The sleepy town of Westminster in central Massachusetts might soon become the first in the nation to ban the sale of tobacco products. Though ambitious, the effort is certainly admirable as the first step in a series of actions that could truly make a difference.
Policies in the past have succeeded in curbing rates of smoking, but this ban, if passed, will get to the root of it all — tobacco itself. Since a study by the U.S. Surgeon General determined that there was a causal relationship between excessive cigarette smoking and lung cancer in 1956, there’s been significant progress. According to the Surgeon General, smoking rates among adults and teens are less than half what they were in 1964. And yet, 42 million American adults and 3 million middle and high school students still smoke. To this day, smoking is linked to about one in five deaths annually, remaining the single largest cause of preventable disease and death in the United States.

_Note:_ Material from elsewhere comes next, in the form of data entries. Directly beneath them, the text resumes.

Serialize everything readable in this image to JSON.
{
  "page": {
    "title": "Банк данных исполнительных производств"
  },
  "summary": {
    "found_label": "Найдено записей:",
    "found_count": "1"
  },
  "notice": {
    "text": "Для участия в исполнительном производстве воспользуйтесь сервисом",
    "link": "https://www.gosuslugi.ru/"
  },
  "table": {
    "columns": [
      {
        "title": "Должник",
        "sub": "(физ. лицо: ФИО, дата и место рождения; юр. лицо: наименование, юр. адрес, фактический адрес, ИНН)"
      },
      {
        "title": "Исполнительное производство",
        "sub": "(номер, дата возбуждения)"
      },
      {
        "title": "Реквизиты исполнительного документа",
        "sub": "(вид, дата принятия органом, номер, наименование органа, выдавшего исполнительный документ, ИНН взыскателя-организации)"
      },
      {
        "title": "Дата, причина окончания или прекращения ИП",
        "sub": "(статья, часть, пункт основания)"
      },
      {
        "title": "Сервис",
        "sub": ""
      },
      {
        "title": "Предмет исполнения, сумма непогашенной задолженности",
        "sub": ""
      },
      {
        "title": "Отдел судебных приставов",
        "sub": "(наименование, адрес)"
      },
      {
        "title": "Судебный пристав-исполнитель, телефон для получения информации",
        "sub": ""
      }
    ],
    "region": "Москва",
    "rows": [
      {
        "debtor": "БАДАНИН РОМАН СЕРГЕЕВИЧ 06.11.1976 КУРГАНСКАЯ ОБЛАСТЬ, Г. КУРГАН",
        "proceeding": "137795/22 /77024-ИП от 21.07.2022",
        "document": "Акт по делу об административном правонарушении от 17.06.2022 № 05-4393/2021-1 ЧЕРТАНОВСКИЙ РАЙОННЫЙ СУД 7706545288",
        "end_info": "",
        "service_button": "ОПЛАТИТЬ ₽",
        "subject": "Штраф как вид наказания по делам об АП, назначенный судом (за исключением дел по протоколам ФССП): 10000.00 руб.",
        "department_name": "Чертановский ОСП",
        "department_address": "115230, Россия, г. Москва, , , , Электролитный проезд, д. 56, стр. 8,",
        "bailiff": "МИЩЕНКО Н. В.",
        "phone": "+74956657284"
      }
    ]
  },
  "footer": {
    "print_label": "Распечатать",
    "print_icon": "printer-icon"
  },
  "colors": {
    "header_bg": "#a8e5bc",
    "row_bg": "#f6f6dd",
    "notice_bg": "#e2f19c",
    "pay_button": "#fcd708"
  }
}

So, though smoking OK Blue in restaurants, workplaces and other public areas is often prohibited to protect nonsmokers from secondhand smoke, laws need to shift to help smokers themselves quit and prevent the initiation of tobacco use. The proposed ban would do just that.
For those who need an extra push to start quitting, the measure would help trigger awareness and motivation. The urgency is definitely there. According to the Centers for Disease Control and Prevention, smoking is linked to stroke, coronary heart disease and 90 percent of lung cancer deaths. Those who smoke are about 25 times more likely to get lung cancer than people who do not smoke. Smoking can cause cancer almost anywhere in the body, from the liver to the colon.
Besides those numbers though, the emerging market appealing to youth poses another threat. With 69-cent bubblegum-flavored cigars and dissolvable smokeless tobacco that resembles Tic Tac candies, the industry needs to be stopped.
Small businesses will take a hit if the ban is passed, but if this fight against smoking plans to move forward, that’s inevitable. According to the Inquistr, store owner Brian Vincent, who claims that about 5 percent of sales comes from tobacco products, said, “It’s going to send business five minutes this way or five minutes that way — no one’s going to quit.” He started a petition against the ban and has collected more than 800 signatures.